Although the Toronto International Film Festival (TIFF) is still months away, Bowmore Public School students are well past the editing suite when it comes to preparing their own original films for the festival.
The students have created and will be submitting films to the TIFF Kids Jump Cuts Young Filmmakers Showcase, which offers them a chance to have their film showcased at the TIFF Bell Lightbox this spring.
To celebrate Canada’s sesquicentennial, the competition, which has only been open to residents of Ontario in the past, is this year accepting submissions from across the country. The films will be judged based on two divisions: Ontario and National, and in two categories: Grade 4 to 6 and Grade 7 to 8.
On February 24, Dale Davis’s Grade 7 class held their own TIFF celebration, baking chocolate goodies in the morning and screening their films in the afternoon.

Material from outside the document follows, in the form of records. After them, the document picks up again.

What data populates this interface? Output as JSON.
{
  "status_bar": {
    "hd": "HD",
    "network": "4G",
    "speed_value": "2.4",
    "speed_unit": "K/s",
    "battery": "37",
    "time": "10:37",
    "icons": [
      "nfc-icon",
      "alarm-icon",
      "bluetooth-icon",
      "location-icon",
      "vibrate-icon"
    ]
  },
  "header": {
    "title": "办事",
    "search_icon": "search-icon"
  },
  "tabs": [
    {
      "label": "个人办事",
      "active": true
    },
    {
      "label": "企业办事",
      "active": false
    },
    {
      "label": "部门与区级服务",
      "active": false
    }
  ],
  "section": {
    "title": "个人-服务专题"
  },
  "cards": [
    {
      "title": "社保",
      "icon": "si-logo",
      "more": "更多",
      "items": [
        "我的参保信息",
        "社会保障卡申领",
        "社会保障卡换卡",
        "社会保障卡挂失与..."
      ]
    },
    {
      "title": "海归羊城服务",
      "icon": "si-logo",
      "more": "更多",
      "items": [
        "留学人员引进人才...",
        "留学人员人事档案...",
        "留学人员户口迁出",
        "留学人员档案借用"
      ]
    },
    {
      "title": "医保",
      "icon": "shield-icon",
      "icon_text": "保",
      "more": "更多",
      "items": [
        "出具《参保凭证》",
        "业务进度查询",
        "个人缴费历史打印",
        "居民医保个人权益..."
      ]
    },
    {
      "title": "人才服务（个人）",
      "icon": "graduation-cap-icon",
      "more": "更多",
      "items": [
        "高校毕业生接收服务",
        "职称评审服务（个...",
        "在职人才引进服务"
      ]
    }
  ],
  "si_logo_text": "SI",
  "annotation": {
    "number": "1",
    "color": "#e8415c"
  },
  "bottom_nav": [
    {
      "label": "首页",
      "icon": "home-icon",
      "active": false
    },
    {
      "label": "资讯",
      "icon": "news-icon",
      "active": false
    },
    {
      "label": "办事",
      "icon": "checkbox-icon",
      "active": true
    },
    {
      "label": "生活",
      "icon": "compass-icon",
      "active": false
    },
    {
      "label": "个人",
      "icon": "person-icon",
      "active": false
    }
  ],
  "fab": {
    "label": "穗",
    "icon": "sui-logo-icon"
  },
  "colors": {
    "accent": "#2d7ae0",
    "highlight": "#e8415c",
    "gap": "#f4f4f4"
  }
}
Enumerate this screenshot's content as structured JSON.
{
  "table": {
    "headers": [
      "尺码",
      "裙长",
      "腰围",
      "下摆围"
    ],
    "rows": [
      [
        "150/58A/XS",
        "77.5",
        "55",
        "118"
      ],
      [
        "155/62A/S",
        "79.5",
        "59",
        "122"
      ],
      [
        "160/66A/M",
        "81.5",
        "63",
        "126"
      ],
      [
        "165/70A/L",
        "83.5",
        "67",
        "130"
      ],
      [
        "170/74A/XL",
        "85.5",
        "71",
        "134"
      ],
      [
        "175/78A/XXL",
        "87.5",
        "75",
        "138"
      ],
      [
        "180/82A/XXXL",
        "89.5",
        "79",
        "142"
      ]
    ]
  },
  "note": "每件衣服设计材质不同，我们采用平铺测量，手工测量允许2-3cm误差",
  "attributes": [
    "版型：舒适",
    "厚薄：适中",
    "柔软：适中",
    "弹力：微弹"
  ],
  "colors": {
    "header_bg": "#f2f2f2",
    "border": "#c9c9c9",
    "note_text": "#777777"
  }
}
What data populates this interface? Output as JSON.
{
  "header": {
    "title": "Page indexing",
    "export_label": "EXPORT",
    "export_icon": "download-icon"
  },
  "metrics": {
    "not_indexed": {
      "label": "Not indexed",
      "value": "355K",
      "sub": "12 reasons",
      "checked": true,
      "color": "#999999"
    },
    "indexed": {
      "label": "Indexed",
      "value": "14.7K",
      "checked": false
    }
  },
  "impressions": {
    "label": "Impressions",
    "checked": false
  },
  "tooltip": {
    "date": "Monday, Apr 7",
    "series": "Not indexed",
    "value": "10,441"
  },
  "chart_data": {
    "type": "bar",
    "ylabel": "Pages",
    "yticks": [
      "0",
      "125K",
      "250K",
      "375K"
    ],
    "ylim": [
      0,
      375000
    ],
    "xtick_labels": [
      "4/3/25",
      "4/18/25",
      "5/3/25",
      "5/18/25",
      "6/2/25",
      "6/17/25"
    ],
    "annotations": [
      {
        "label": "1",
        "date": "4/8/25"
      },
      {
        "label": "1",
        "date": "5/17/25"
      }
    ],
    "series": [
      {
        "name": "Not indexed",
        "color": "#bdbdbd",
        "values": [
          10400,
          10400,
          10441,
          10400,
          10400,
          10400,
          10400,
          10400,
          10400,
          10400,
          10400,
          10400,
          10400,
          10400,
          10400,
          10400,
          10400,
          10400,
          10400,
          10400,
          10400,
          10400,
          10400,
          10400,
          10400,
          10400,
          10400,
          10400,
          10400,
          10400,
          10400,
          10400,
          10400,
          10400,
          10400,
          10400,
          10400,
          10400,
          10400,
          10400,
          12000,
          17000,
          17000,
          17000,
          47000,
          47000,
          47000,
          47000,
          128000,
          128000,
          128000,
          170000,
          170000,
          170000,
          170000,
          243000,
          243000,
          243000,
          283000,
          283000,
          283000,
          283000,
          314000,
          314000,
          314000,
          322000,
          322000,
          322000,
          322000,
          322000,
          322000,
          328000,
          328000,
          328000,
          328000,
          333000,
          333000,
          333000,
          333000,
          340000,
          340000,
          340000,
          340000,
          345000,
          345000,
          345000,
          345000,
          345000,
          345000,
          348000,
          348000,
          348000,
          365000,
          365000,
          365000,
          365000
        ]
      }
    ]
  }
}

According to Davis, there were about 10 different films based on all sorts of topics, ranging from science to bullying and mental health.
One group of students was inspired by a trip to the Rouge River where they learned about water quality.
Davis said they were told to pick a Benthic Macroinvertebrate – organisms with no backbone – to study.
It was then that Grade 7 student, Bella Zorzit discovered the hydra – “it’s an animal, it’s small and it lives in freshwater,” she explained. The hydra is interesting to many biologists because of its regenerative ability and the fact that it neither ages, nor dies of old age.
Zorzit herself was so intrigued by the hydra and its “superpowers” she decided to build her science project around it, naming her own cartoon version “Hermy the Hydra”.
Inspired by the cartoon, her friend, Eileen began to create hydra finger puppets. “We’re going on 44 [finger puppets],” the girls explained excitedly.
And as one would have hoped, they used their new collection of finger puppets to bring Hermy the Hydra to life with their film project.
Leigh Hannah, another student in the class, bravely shared her film titled “Anxiety”. The film was based on her own experiences with anxiety and depression, and followed her through a year in the life.
Julia Pizzirusso created a film about peer pressure and the toll it can take on young people.
All films will be judged by a panel of film-industry professionals who will select the winners based on proficiency in form, expression, experimentation and content. Finalists will be screened twice at the TIFF Kids International Film Festival in April 2017.